The pandemic caused a worldwide reduction in business activity. Now that the State of Disaster has officially ended, should a business person start a new business or purchase an existing one? How would they do this and how long would it take?
There are several issues to consider. These include contract and labour law issues as well as what makes sense to your business from a legal and logistical point of view and, importantly, how you want to run it. So let's begin by looking at how to register a company in South Africa.
Registering A Company With The CIPC
The Companies and Intellectual Commission (“CIPC”) is an agency of the Department of Trade and Industry that helps enforce commercial law rights like intellectual property and also handles the registration of Co-operatives and Companies. Companies in South Africa are registered as not-for-profit or for-profit. We'll focus on the latter, also known as private companies, with the suffix “(Pty) Ltd”.
If you do not suggest a name when registering your private company, its registration number automatically becomes its name. This option skips the name reservation step with the CIPC and actually makes registration quicker. Alternatively, you can suggest up to four names with your application. The CIPC suggests performing a basic internet search and a free trademark search when deciding on your suggestions.
The main advantage of the private company is its legal nature. The law views the legal entity as distinct from the natural persons who work for it. This protects your personal property against the business' debt. In addition, the company can exist forever as it changes hands between shareholders.
Once the company is registered with the CIPC, you can begin trading under its name. You're required to provide an annual return to the CIPC each year, confirming the company continues to operate for profit.
Transferring A Company
Rather than starting a new business outright, many choose to purchase a business as a going concern. This has the advantage of purchasing all its assets but also its relationships. Usually, supplier relationships, employees and the contracts that regulate these agreements are all well established and ready for you to take over when buying a business as a going concern.
The Labour Relations Act 66 of 1995, as amended, refers to this as a Section 197 transfer of a business. It allows you to record all the estimated benefits of a business in a sale agreement, scrutinise this against your due diligence, and then decide on a fair value price before transferring it to yourself. Specifically, section 197 helps you transfer the employment contracts of the first employer to yourself when you take ownership of the business.
This means you won't need to hire and possibly train a new workforce as one does with an entirely new business. During the transfer you can also acquire the business associated social media accounts, their database of potential and current customers, as well as lucrative supplier relationships. The key is to include these topics concretely in a written agreement.
Whether you're purchasing a business as a going concern or transferring your business to someone, the general rule is to audit the business by documenting all of its elements, agreeing in writing on what you expect, and executing that written legal agreement. The business records must then be updated with the CIPC as the Directors' details would change.

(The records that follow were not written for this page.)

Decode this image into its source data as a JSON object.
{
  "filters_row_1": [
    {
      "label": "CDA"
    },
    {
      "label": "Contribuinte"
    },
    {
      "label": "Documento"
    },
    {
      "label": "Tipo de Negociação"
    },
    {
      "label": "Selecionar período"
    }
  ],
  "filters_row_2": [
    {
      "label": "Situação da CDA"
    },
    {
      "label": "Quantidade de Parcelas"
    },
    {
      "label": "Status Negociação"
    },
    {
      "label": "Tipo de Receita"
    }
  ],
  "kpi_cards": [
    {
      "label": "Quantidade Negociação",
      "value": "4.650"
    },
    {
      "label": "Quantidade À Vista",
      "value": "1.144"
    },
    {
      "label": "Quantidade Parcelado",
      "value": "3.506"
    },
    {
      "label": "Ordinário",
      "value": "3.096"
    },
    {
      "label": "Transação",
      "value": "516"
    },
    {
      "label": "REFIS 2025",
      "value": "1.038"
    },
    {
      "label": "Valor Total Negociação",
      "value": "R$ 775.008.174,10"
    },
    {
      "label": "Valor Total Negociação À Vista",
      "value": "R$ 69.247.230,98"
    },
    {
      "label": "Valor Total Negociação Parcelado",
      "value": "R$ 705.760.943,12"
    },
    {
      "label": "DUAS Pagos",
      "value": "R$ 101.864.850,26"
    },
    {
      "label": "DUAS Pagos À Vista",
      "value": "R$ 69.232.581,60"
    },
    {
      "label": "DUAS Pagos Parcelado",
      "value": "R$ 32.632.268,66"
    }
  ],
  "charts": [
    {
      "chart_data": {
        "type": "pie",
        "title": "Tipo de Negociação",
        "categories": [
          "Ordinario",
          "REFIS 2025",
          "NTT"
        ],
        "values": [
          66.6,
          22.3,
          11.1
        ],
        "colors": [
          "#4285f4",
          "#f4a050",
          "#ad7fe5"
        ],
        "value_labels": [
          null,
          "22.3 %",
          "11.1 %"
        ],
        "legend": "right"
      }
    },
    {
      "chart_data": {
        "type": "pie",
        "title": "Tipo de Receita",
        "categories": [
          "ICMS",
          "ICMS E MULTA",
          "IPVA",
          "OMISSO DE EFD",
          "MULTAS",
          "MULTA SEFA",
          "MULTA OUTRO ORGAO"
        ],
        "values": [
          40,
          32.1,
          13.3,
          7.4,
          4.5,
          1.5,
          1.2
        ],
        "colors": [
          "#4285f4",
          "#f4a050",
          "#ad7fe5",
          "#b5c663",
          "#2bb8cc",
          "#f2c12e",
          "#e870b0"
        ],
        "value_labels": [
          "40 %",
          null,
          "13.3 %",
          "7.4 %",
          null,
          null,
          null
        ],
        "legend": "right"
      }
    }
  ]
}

Some other issues to consider are whether UIF and Compensation Fund payments are up to date, the taxes are fully paid and if the annual returns to the CIPC are in order.
As with all commercial prospects, it's important to follow the correct procedure and do the due diligence necessary to protect your rights. If you handle this process with care, you can offer yourself the best opportunity to start or run a successful business.
The content of this article is intended to provide a general guide to the subject matter. Specialist advice should be sought about your specific circumstances.